Mr. Garg has experience in handling, among other things, India’s Model Bilateral Investment Treaty (BIT) reform process.

Mr. Garg’s comments were made in an article titled ‘The next phase of IIA reforms’ — written for ‘Columbia FDI Perspectives’, a series of perspectives on important and topical Foreign Direct Investment issues, and published on May 22 by Columbia University’s ‘Columbia Center on Sustainable Investment.’

Mr. Garg said: “Despite the obvious costs of the current ISDS mechanism, there is little empirical evidence establishing a link between the existence of BITs and FDI flows. This is one area that requires substantial work to reinforce countries’ trust in the legitimacy of IIAs.”

Ad hoc, arbitary

Pointing out that ISDS lies at the core of IIAs, he said: “The current ISDS mechanism, which is ad hoc, unpredictable and often arbitrary, needs urgent review… The current ISDS regime can be quite costly for host countries. Per a UN Conference on Trade and Development report, as of end-2016, some 767 arbitration cases were publicly known to have been filed against host countries under IIAs.”

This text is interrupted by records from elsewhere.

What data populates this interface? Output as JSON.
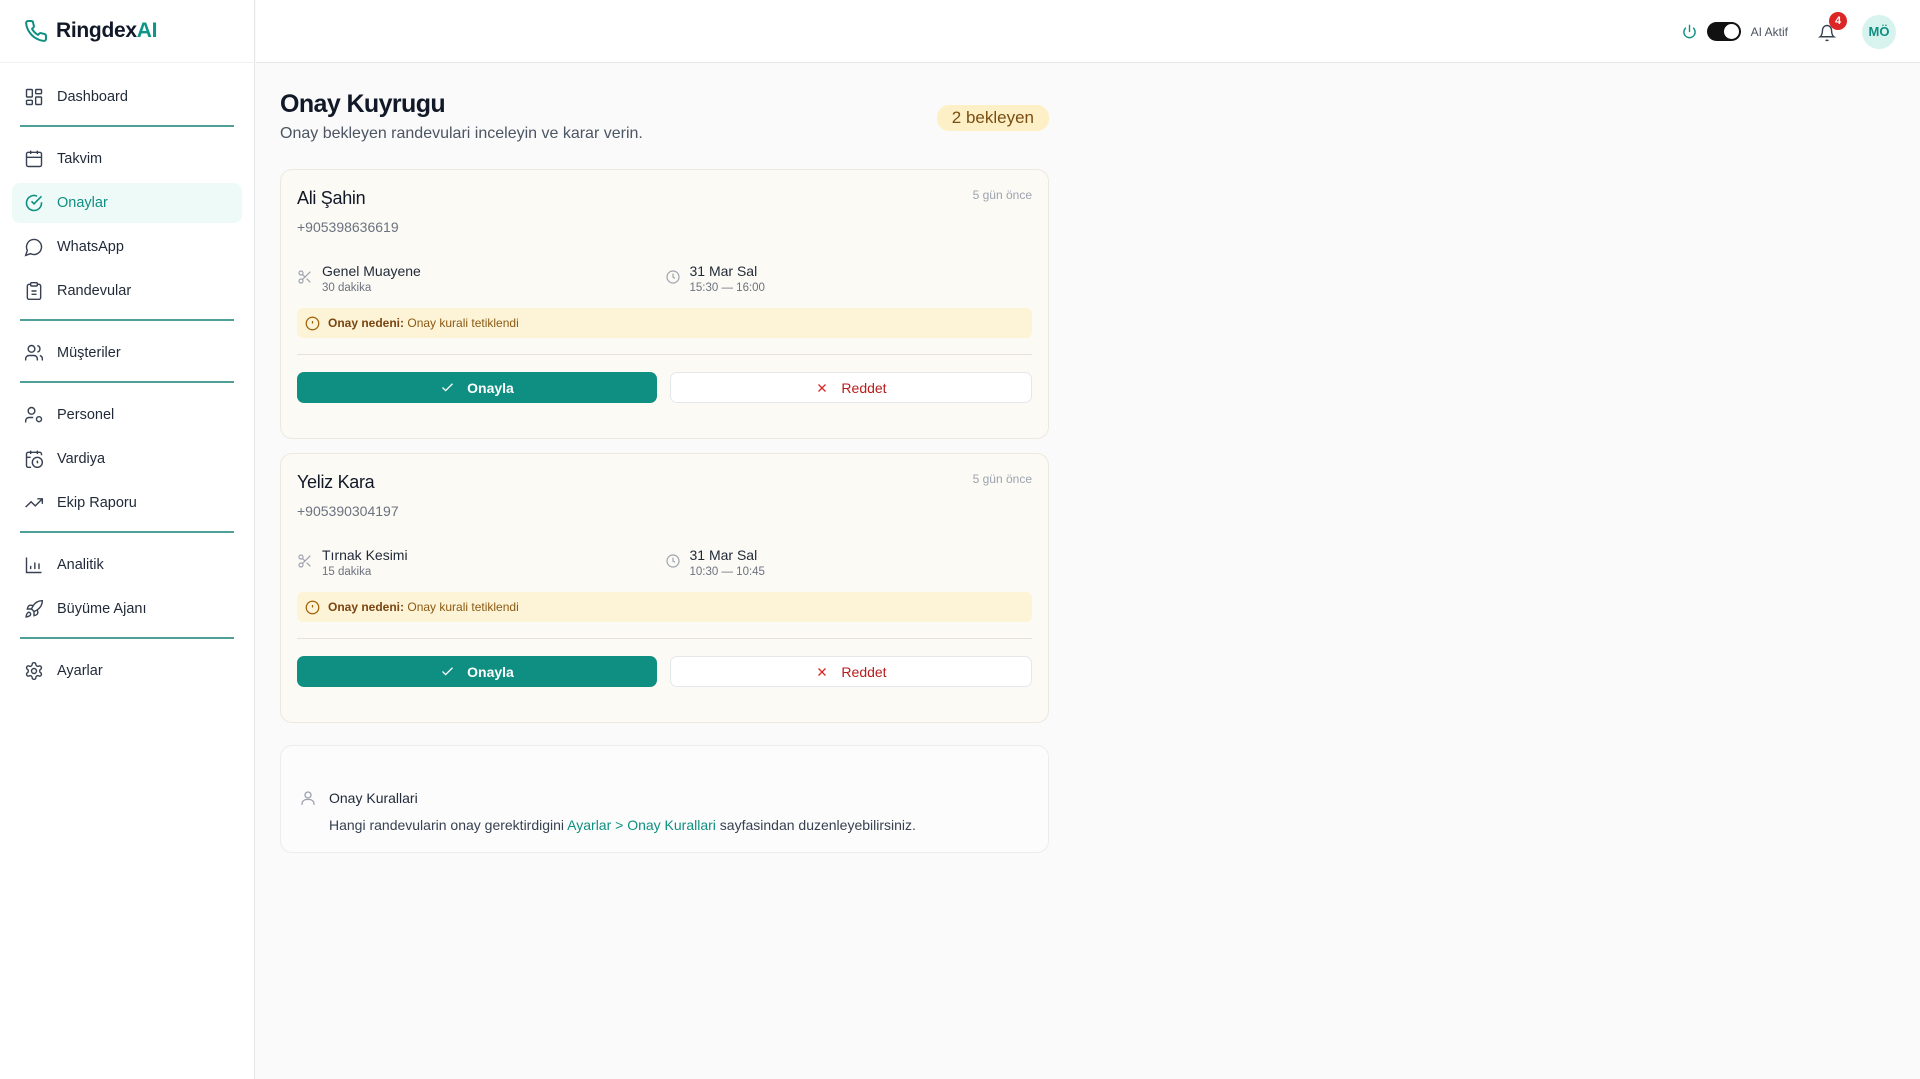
{
  "brand": {
    "name_main": "Ringdex",
    "name_accent": "AI"
  },
  "sidebar": {
    "items": [
      {
        "label": "Dashboard",
        "icon": "grid-icon"
      },
      {
        "label": "Takvim",
        "icon": "calendar-icon"
      },
      {
        "label": "Onaylar",
        "icon": "check-circle-icon",
        "active": true
      },
      {
        "label": "WhatsApp",
        "icon": "chat-icon"
      },
      {
        "label": "Randevular",
        "icon": "clipboard-icon"
      },
      {
        "label": "Müşteriler",
        "icon": "users-icon"
      },
      {
        "label": "Personel",
        "icon": "user-cog-icon"
      },
      {
        "label": "Vardiya",
        "icon": "calendar-clock-icon"
      },
      {
        "label": "Ekip Raporu",
        "icon": "trending-up-icon"
      },
      {
        "label": "Analitik",
        "icon": "bar-chart-icon"
      },
      {
        "label": "Büyüme Ajanı",
        "icon": "rocket-icon"
      },
      {
        "label": "Ayarlar",
        "icon": "gear-icon"
      }
    ]
  },
  "topbar": {
    "ai_label": "AI Aktif",
    "notification_count": "4",
    "avatar_initials": "MÖ"
  },
  "page": {
    "title": "Onay Kuyrugu",
    "subtitle": "Onay bekleyen randevulari inceleyin ve karar verin.",
    "pending_badge": "2 bekleyen"
  },
  "requests": [
    {
      "name": "Ali Şahin",
      "phone": "+905398636619",
      "ago": "5 gün önce",
      "service": "Genel Muayene",
      "duration": "30 dakika",
      "date": "31 Mar Sal",
      "time": "15:30 — 16:00",
      "reason_label": "Onay nedeni:",
      "reason_text": "Onay kurali tetiklendi",
      "approve_label": "Onayla",
      "reject_label": "Reddet"
    },
    {
      "name": "Yeliz Kara",
      "phone": "+905390304197",
      "ago": "5 gün önce",
      "service": "Tırnak Kesimi",
      "duration": "15 dakika",
      "date": "31 Mar Sal",
      "time": "10:30 — 10:45",
      "reason_label": "Onay nedeni:",
      "reason_text": "Onay kurali tetiklendi",
      "approve_label": "Onayla",
      "reject_label": "Reddet"
    }
  ],
  "rules": {
    "title": "Onay Kurallari",
    "text_before": "Hangi randevularin onay gerektirdigini",
    "link": "Ayarlar > Onay Kurallari",
    "text_after": "sayfasindan duzenleyebilirsiniz."
  },
  "colors": {
    "accent": "#0f8f82",
    "danger": "#b91c1c",
    "warning_bg": "#fdf3d6"
  }
}
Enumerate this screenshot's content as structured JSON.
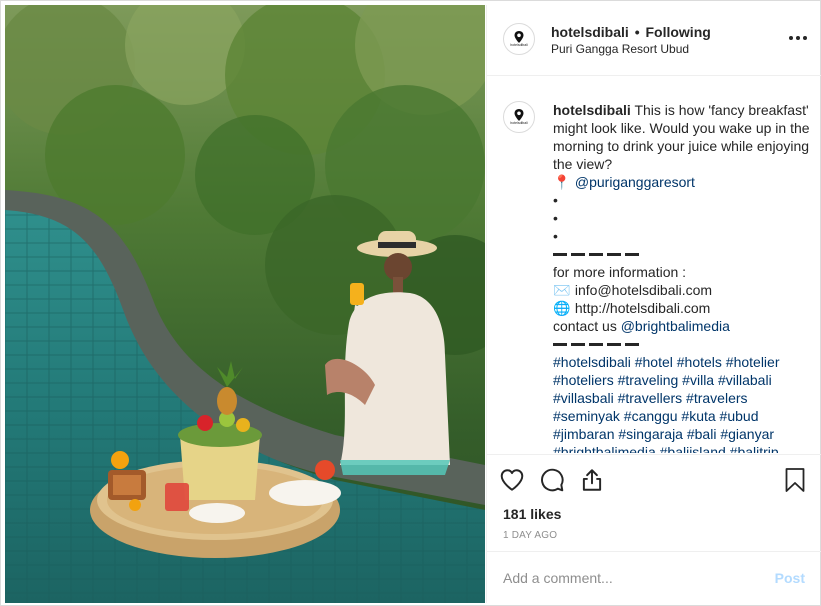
{
  "post": {
    "username": "hotelsdibali",
    "separator": "•",
    "follow_status": "Following",
    "location": "Puri Gangga Resort Ubud",
    "avatar_text": "hotelsdibali",
    "caption": {
      "username": "hotelsdibali",
      "text_lines": [
        "This is how 'fancy breakfast'",
        "might look like. Would you wake up in the",
        "morning to drink your juice while enjoying",
        "the view?"
      ],
      "location_emoji": "📍",
      "location_mention": "@puriganggaresort",
      "bullets": [
        "•",
        "•",
        "•"
      ],
      "info_label": "for more information :",
      "email_emoji": "✉️",
      "email": "info@hotelsdibali.com",
      "web_emoji": "🌐",
      "website": "http://hotelsdibali.com",
      "contact_label": "contact us",
      "contact_mention": "@brightbalimedia",
      "hashtag_lines": [
        "#hotelsdibali #hotel #hotels #hotelier",
        "#hoteliers #traveling #villa #villabali",
        "#villasbali #travellers #travelers",
        "#seminyak #canggu #kuta #ubud",
        "#jimbaran #singaraja #bali #gianyar",
        "#brightbalimedia #baliisland #balitrip"
      ]
    },
    "likes": "181 likes",
    "time_ago": "1 DAY AGO",
    "comment_placeholder": "Add a comment...",
    "post_button": "Post"
  },
  "icons": {
    "more": "more-options-icon",
    "like": "heart-icon",
    "comment": "comment-bubble-icon",
    "share": "share-upload-icon",
    "save": "bookmark-icon"
  },
  "colors": {
    "link": "#003569",
    "post_disabled": "#b3dbff",
    "muted": "#8e8e8e",
    "text": "#262626"
  }
}
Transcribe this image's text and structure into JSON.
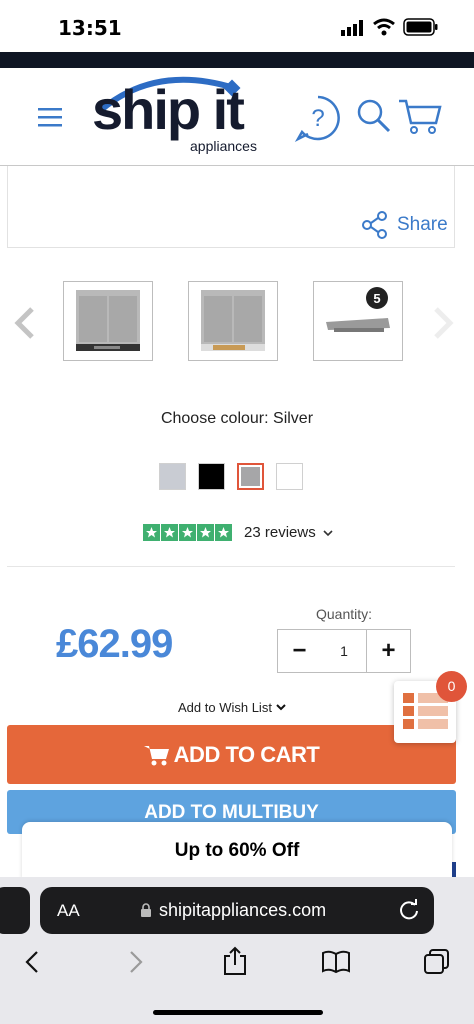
{
  "status_bar": {
    "time": "13:51"
  },
  "header": {
    "logo_main": "ship it",
    "logo_sub": "appliances",
    "icons": [
      "menu-icon",
      "help-icon",
      "search-icon",
      "cart-icon"
    ]
  },
  "product": {
    "share_label": "Share",
    "choose_colour_label": "Choose colour: Silver",
    "reviews_label": "23 reviews",
    "stars": 5,
    "price": "£62.99",
    "quantity_label": "Quantity:",
    "quantity_value": "1",
    "minus_label": "−",
    "plus_label": "+",
    "wish_list_label": "Add to Wish List",
    "add_to_cart_label": "ADD TO CART",
    "multibuy_label": "ADD TO MULTIBUY",
    "thumb3_badge": "5",
    "swatch_colors": [
      "#c9ccd3",
      "#000000",
      "#a6a6a8",
      "#ffffff"
    ]
  },
  "promo": {
    "text": "Up to 60% Off"
  },
  "floating_cart": {
    "count": "0"
  },
  "browser": {
    "aa_label": "AA",
    "url": "shipitappliances.com"
  },
  "colors": {
    "accent_orange": "#e5673a",
    "accent_blue": "#5ea3df",
    "price_blue": "#4a88d8",
    "dark_navy": "#0f1624"
  }
}
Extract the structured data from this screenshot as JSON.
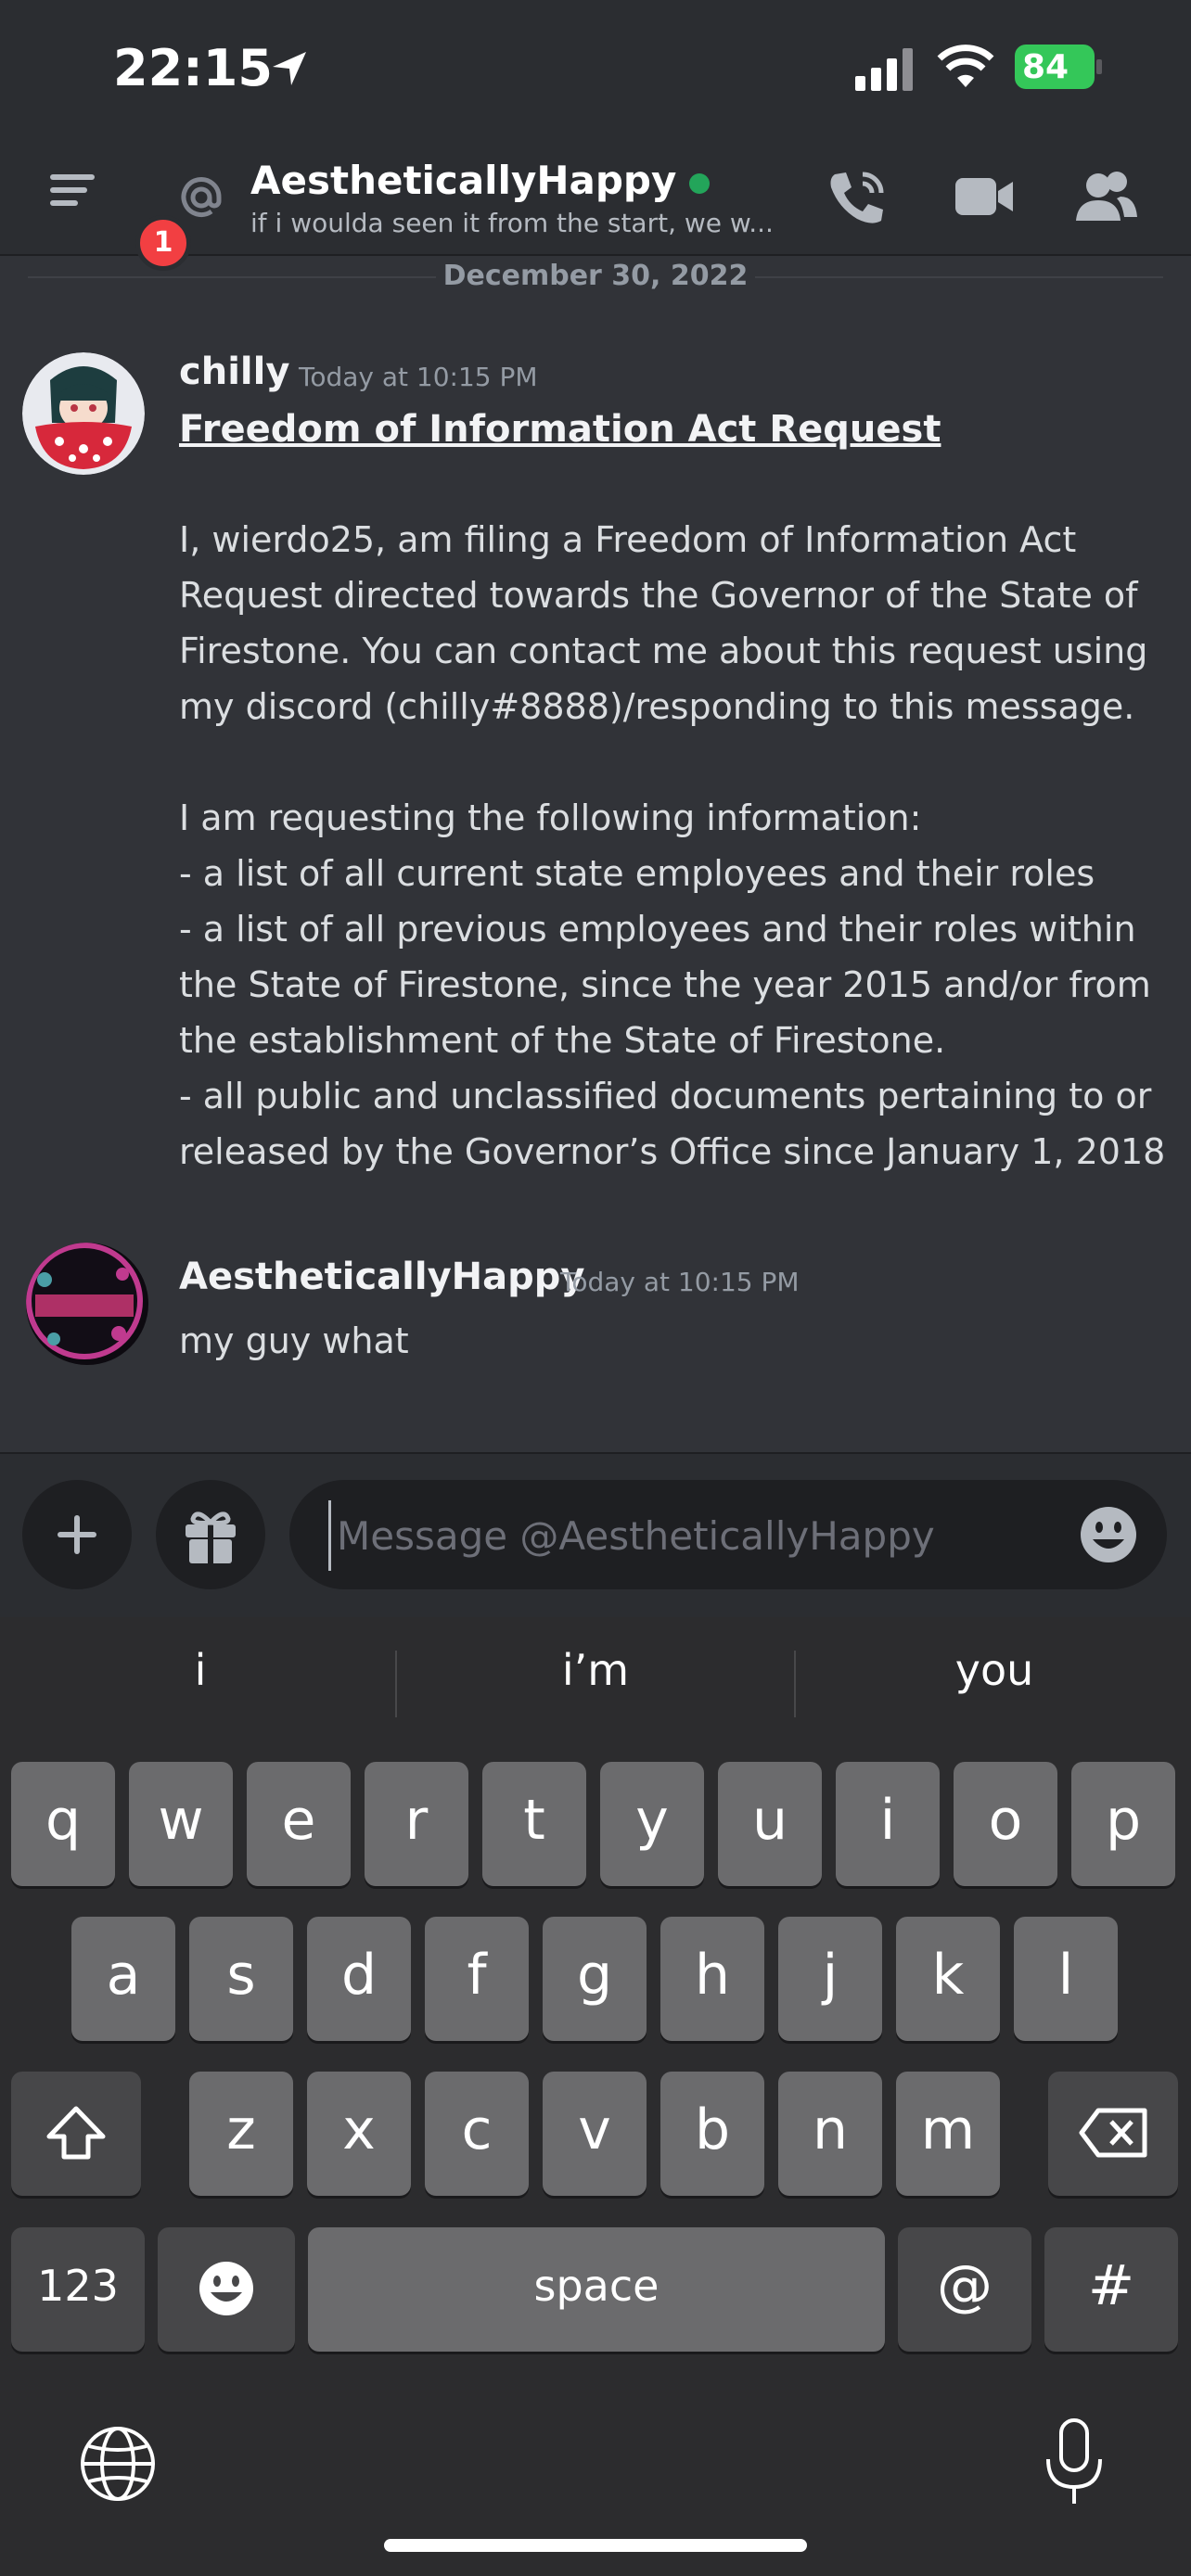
{
  "status_bar": {
    "time": "22:15",
    "battery": "84"
  },
  "header": {
    "name": "AestheticallyHappy",
    "status_text": "if i woulda seen it from the start, we w...",
    "badge_count": "1"
  },
  "chat": {
    "date_divider": "December 30, 2022",
    "messages": [
      {
        "author": "chilly",
        "timestamp": "Today at 10:15 PM",
        "title": "Freedom of Information Act Request",
        "lines": [
          "I, wierdo25, am filing a Freedom of Information Act",
          "Request directed towards the Governor of the State of",
          "Firestone. You can contact me about this request using",
          "my discord (chilly#8888)/responding to this message.",
          "",
          "I am requesting the following information:",
          "- a list of all current state employees and their roles",
          "- a list of all previous employees and their roles within",
          "the State of Firestone, since the year 2015 and/or from",
          "the establishment of the State of Firestone.",
          "- all public and unclassified documents pertaining to or",
          "released by the Governor’s Office since January 1, 2018"
        ]
      },
      {
        "author": "AestheticallyHappy",
        "timestamp": "Today at 10:15 PM",
        "lines": [
          "my guy what"
        ]
      }
    ]
  },
  "composer": {
    "placeholder": "Message @AestheticallyHappy"
  },
  "keyboard": {
    "suggestions": [
      "i",
      "i’m",
      "you"
    ],
    "row1": [
      "q",
      "w",
      "e",
      "r",
      "t",
      "y",
      "u",
      "i",
      "o",
      "p"
    ],
    "row2": [
      "a",
      "s",
      "d",
      "f",
      "g",
      "h",
      "j",
      "k",
      "l"
    ],
    "row3": [
      "z",
      "x",
      "c",
      "v",
      "b",
      "n",
      "m"
    ],
    "numbers_label": "123",
    "space_label": "space",
    "at_label": "@",
    "hash_label": "#"
  },
  "colors": {
    "background": "#313338",
    "header": "#2b2d31",
    "online": "#23a55a",
    "badge": "#f23f42",
    "battery": "#34c759"
  }
}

He said in the future IIA regime, “there should be a greater focus on other alternative modes of dispute settlement, including domestic remedies or compulsory negotiation and mediation, wherever possible.” Direct access to international mechanisms should be allowed only when there are no local remedies, he added.

The senior official’s pitch for reforming the IIA system assumes significance as India, along with countries including South Africa, had recently opposed efforts by nations including China, Brazil, Australia and South Korea to begin discussions on a proposal for an investment facilitation agreement at the World Trade Organisation (WTO)-level that reportedly seeks to incorporate provisions including the controversial ISDS mechanism.

The ISDS mechanism is contentious as it enables companies to drag governments to international arbitration without exhausting the local remedies and seek massive amounts as compensation citing losses due to reasons, including policy changes.

Following many companies suing the Indian government using the ISDS mechanism in the BITs that India had inked with various countries, the Indian government had revised its Model BIT Text and unilaterally terminated the BITs.

The revised text of December 2015 is being used for re-negotiation of India’s existing BITs and negotiation of future BITs as well as investment chapters in its Free Trade Agreements.

In his article, Mr Garg said: “Another factor that needs to be considered is the pro-investor bias of IIAs, due to the focus on the protection of capital and the return on capital. No such protection has been extended to labour, indigenous people, migrants, or consumers, all of whom have linkages with investment.”

Making a case for reform of the entire IIA system from a broader angle, he said principles that the future IIA regime should incorporate different socio-economic conditions of host countries. “The regulatory freedom of governments to pursue measures for welfare or legitimate public policy purposes must not be compromised,” Mr. Garg added.

source: The Hindu